“What is even more disturbing is that the number of ophthalmic paraprofessionals is even fewer in most of our countries. Half of the existing ophthalmologists in many countries do not operate on cataracts. in some countries trained ophthalmologists are doing general practice rather than eye care,” medical experts said.
Ophthalmologists said that there was a concentration of eye health workers in large urban areas, whereas the vast majority of the population live in rural areas.
The need is to review the existing training policies and programmes for the entire spectrum of human resources for eye care, they added.
About the bold initiative taken by WHO in partnership with non-governmental organisations (NGOs), they said that the goal of WHO’s ‘Vision 2020’ is to eliminate avoidable blindness from the world by the year 2020.
The strategy includes dealing with disease burden, particularly that caused by cataract, trachoma and childhood blindness. It also aims at improving the human resource situation and expanding the infrastructure to fight the increasing burden of blindness.
They further said that the countries of South-East Asia have made significant progress towards attaining a high level of socio-economic development. Our Region has also made significant health gains in the last half a century.
Reduction in mortality from major infectious diseases has led to a significant increase in the life expectancy of our population.
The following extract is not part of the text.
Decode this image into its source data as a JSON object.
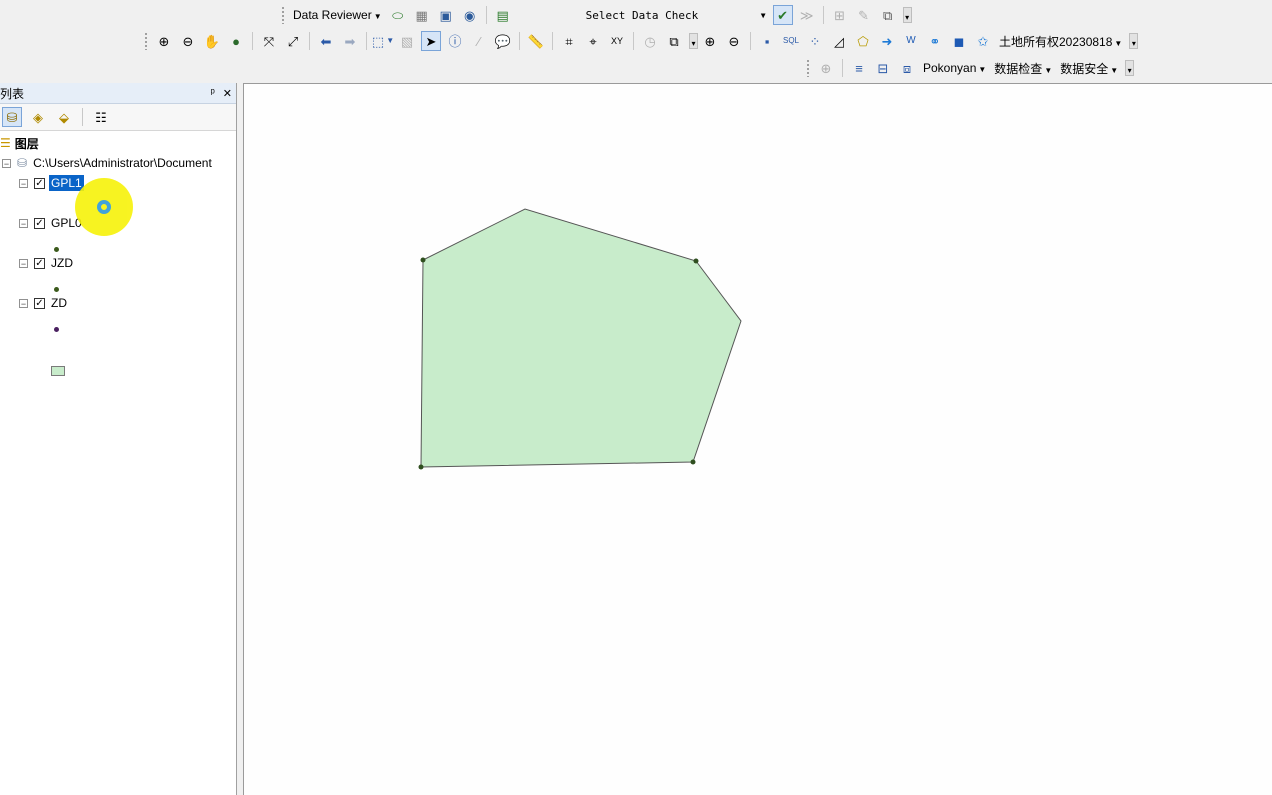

Our health interventions have, however, had less impact on fertility.
Thus, the population of our Region is increasing rapidly. in fact, the spectacular gains in life expectancy made in the last 50 years are often beset with illness and disabilities resulting from blindness, deafness and physical infirmity.
Some people call this the failure of our success, medical experts added.
Source: Business Recorder